Information shown:
● ● ● ● ● ● ●

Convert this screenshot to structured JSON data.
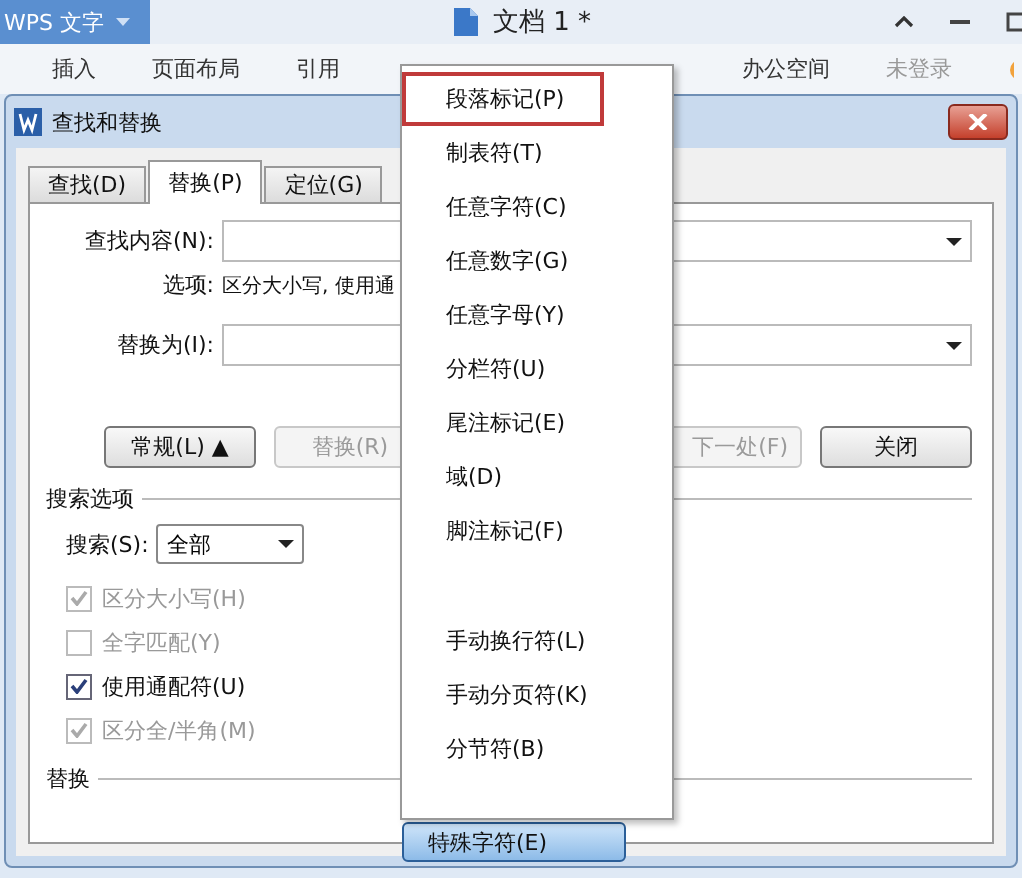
{
  "app": {
    "name": "WPS 文字",
    "document_title": "文档 1 *"
  },
  "ribbon_tabs": [
    {
      "label": "插入"
    },
    {
      "label": "页面布局"
    },
    {
      "label": "引用"
    },
    {
      "kind": "gap"
    },
    {
      "label": "办公空间"
    }
  ],
  "login": "未登录",
  "dialog": {
    "title": "查找和替换",
    "tabs": [
      {
        "label": "查找(D)",
        "selected": false
      },
      {
        "label": "替换(P)",
        "selected": true
      },
      {
        "label": "定位(G)",
        "selected": false
      }
    ],
    "find_label": "查找内容(N):",
    "options_label": "选项:",
    "options_value": "区分大小写, 使用通",
    "replace_label": "替换为(I):",
    "buttons": [
      {
        "label": "常规(L) ▲",
        "disabled": false
      },
      {
        "label": "替换(R)",
        "disabled": true
      },
      {
        "label": "下一处(F)",
        "disabled": true
      },
      {
        "label": "关闭",
        "disabled": false
      }
    ],
    "search_options_title": "搜索选项",
    "search_label": "搜索(S):",
    "search_value": "全部",
    "checkboxes": [
      {
        "label": "区分大小写(H)",
        "checked": true,
        "disabled": true
      },
      {
        "label": "全字匹配(Y)",
        "checked": false,
        "disabled": true
      },
      {
        "label": "使用通配符(U)",
        "checked": true,
        "disabled": false
      },
      {
        "label": "区分全/半角(M)",
        "checked": true,
        "disabled": true
      }
    ],
    "replace_section_title": "替换",
    "special_button": "特殊字符(E)"
  },
  "menu": [
    {
      "kind": "item",
      "label": "段落标记(P)",
      "selected": true
    },
    {
      "kind": "item",
      "label": "制表符(T)",
      "selected": false
    },
    {
      "kind": "item",
      "label": "任意字符(C)",
      "selected": false
    },
    {
      "kind": "item",
      "label": "任意数字(G)",
      "selected": false
    },
    {
      "kind": "item",
      "label": "任意字母(Y)",
      "selected": false
    },
    {
      "kind": "item",
      "label": "分栏符(U)",
      "selected": false
    },
    {
      "kind": "item",
      "label": "尾注标记(E)",
      "selected": false
    },
    {
      "kind": "item",
      "label": "域(D)",
      "selected": false
    },
    {
      "kind": "item",
      "label": "脚注标记(F)",
      "selected": false
    },
    {
      "kind": "gap"
    },
    {
      "kind": "item",
      "label": "手动换行符(L)",
      "selected": false
    },
    {
      "kind": "item",
      "label": "手动分页符(K)",
      "selected": false
    },
    {
      "kind": "item",
      "label": "分节符(B)",
      "selected": false
    }
  ]
}
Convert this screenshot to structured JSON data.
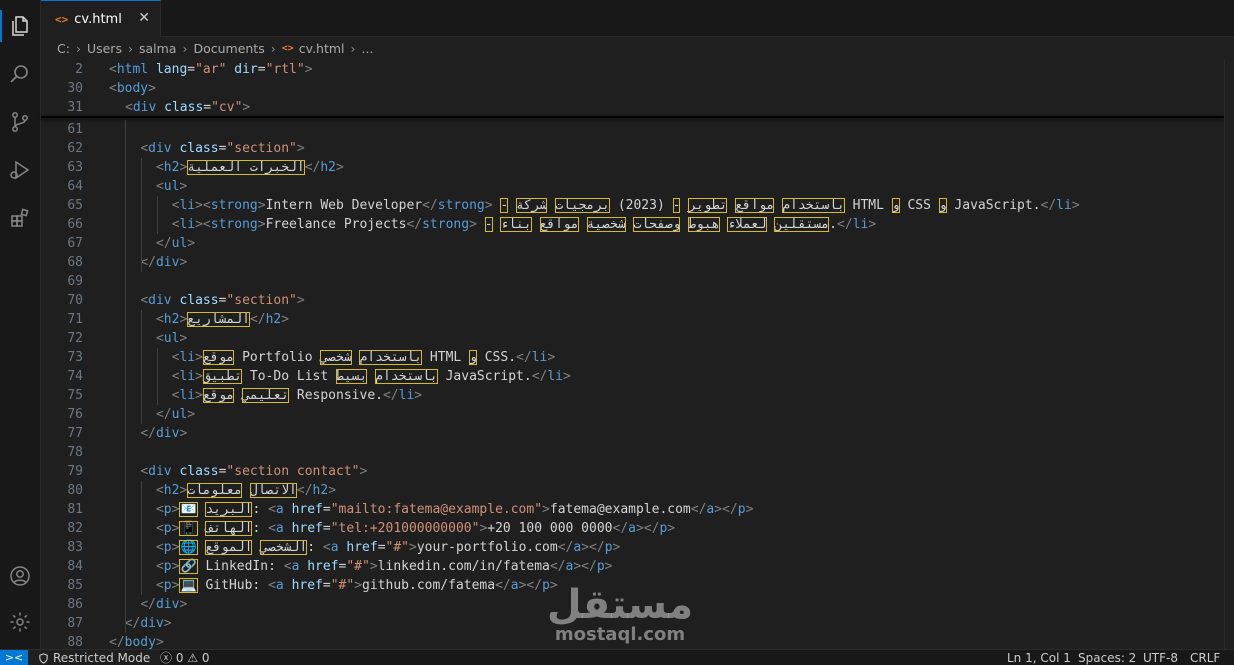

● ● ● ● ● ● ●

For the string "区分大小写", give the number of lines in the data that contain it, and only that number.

2